THE PROBLEM — Retype the full set of records. Keep every character identical.

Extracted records
-*-

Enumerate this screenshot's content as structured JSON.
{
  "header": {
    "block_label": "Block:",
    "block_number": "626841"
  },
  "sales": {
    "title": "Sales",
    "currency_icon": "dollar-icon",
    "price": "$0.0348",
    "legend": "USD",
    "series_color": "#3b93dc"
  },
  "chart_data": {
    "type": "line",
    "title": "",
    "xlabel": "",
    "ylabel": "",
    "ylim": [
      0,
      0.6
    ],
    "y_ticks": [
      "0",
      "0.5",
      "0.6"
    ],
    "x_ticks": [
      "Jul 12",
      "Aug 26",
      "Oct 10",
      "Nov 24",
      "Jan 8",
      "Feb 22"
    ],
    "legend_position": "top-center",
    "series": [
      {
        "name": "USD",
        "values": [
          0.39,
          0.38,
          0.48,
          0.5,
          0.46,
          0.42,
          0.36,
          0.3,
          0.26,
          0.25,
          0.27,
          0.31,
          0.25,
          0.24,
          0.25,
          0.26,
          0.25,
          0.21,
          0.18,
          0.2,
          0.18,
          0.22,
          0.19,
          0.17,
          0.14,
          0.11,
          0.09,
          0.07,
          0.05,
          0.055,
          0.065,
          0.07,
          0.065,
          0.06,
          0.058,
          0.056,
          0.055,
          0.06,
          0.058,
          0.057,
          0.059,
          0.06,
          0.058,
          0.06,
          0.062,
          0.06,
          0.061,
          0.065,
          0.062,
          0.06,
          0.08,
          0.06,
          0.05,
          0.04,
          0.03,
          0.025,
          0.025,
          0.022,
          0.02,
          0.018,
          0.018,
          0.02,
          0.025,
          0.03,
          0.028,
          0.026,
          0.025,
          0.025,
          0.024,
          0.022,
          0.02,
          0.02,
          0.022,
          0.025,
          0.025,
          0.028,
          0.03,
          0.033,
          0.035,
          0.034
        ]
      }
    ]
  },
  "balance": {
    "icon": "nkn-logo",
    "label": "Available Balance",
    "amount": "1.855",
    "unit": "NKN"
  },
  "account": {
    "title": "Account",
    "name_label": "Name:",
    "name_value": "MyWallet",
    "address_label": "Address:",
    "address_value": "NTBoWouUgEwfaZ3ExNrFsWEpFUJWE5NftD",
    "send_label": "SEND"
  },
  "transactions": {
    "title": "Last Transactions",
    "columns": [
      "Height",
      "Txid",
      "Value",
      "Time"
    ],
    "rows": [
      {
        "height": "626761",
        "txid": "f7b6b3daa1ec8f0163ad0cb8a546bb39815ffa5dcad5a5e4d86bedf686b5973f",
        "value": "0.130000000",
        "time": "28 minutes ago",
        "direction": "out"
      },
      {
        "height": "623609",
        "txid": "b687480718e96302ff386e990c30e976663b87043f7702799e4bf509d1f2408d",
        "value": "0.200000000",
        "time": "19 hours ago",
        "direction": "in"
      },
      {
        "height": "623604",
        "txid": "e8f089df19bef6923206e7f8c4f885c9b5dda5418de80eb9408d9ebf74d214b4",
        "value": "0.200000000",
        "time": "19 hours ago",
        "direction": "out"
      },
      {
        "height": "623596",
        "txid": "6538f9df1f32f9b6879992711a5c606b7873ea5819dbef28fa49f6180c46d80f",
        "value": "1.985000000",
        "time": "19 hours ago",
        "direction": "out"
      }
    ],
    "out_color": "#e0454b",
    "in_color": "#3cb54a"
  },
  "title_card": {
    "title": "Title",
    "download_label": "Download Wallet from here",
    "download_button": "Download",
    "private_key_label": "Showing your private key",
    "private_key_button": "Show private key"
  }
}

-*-

OUTPUT OF THE EXERCISE —
Enumerate this screenshot's content as structured JSON.
{
  "header": {
    "block_label": "Block:",
    "block_number": "626841"
  },
  "sales": {
    "title": "Sales",
    "currency_icon": "dollar-icon",
    "price": "$0.0348",
    "legend": "USD",
    "series_color": "#3b93dc"
  },
  "chart_data": {
    "type": "line",
    "title": "",
    "xlabel": "",
    "ylabel": "",
    "ylim": [
      0,
      0.6
    ],
    "y_ticks": [
      "0",
      "0.5",
      "0.6"
    ],
    "x_ticks": [
      "Jul 12",
      "Aug 26",
      "Oct 10",
      "Nov 24",
      "Jan 8",
      "Feb 22"
    ],
    "legend_position": "top-center",
    "series": [
      {
        "name": "USD",
        "values": [
          0.39,
          0.38,
          0.48,
          0.5,
          0.46,
          0.42,
          0.36,
          0.3,
          0.26,
          0.25,
          0.27,
          0.31,
          0.25,
          0.24,
          0.25,
          0.26,
          0.25,
          0.21,
          0.18,
          0.2,
          0.18,
          0.22,
          0.19,
          0.17,
          0.14,
          0.11,
          0.09,
          0.07,
          0.05,
          0.055,
          0.065,
          0.07,
          0.065,
          0.06,
          0.058,
          0.056,
          0.055,
          0.06,
          0.058,
          0.057,
          0.059,
          0.06,
          0.058,
          0.06,
          0.062,
          0.06,
          0.061,
          0.065,
          0.062,
          0.06,
          0.08,
          0.06,
          0.05,
          0.04,
          0.03,
          0.025,
          0.025,
          0.022,
          0.02,
          0.018,
          0.018,
          0.02,
          0.025,
          0.03,
          0.028,
          0.026,
          0.025,
          0.025,
          0.024,
          0.022,
          0.02,
          0.02,
          0.022,
          0.025,
          0.025,
          0.028,
          0.03,
          0.033,
          0.035,
          0.034
        ]
      }
    ]
  },
  "balance": {
    "icon": "nkn-logo",
    "label": "Available Balance",
    "amount": "1.855",
    "unit": "NKN"
  },
  "account": {
    "title": "Account",
    "name_label": "Name:",
    "name_value": "MyWallet",
    "address_label": "Address:",
    "address_value": "NTBoWouUgEwfaZ3ExNrFsWEpFUJWE5NftD",
    "send_label": "SEND"
  },
  "transactions": {
    "title": "Last Transactions",
    "columns": [
      "Height",
      "Txid",
      "Value",
      "Time"
    ],
    "rows": [
      {
        "height": "626761",
        "txid": "f7b6b3daa1ec8f0163ad0cb8a546bb39815ffa5dcad5a5e4d86bedf686b5973f",
        "value": "0.130000000",
        "time": "28 minutes ago",
        "direction": "out"
      },
      {
        "height": "623609",
        "txid": "b687480718e96302ff386e990c30e976663b87043f7702799e4bf509d1f2408d",
        "value": "0.200000000",
        "time": "19 hours ago",
        "direction": "in"
      },
      {
        "height": "623604",
        "txid": "e8f089df19bef6923206e7f8c4f885c9b5dda5418de80eb9408d9ebf74d214b4",
        "value": "0.200000000",
        "time": "19 hours ago",
        "direction": "out"
      },
      {
        "height": "623596",
        "txid": "6538f9df1f32f9b6879992711a5c606b7873ea5819dbef28fa49f6180c46d80f",
        "value": "1.985000000",
        "time": "19 hours ago",
        "direction": "out"
      }
    ],
    "out_color": "#e0454b",
    "in_color": "#3cb54a"
  },
  "title_card": {
    "title": "Title",
    "download_label": "Download Wallet from here",
    "download_button": "Download",
    "private_key_label": "Showing your private key",
    "private_key_button": "Show private key"
  }
}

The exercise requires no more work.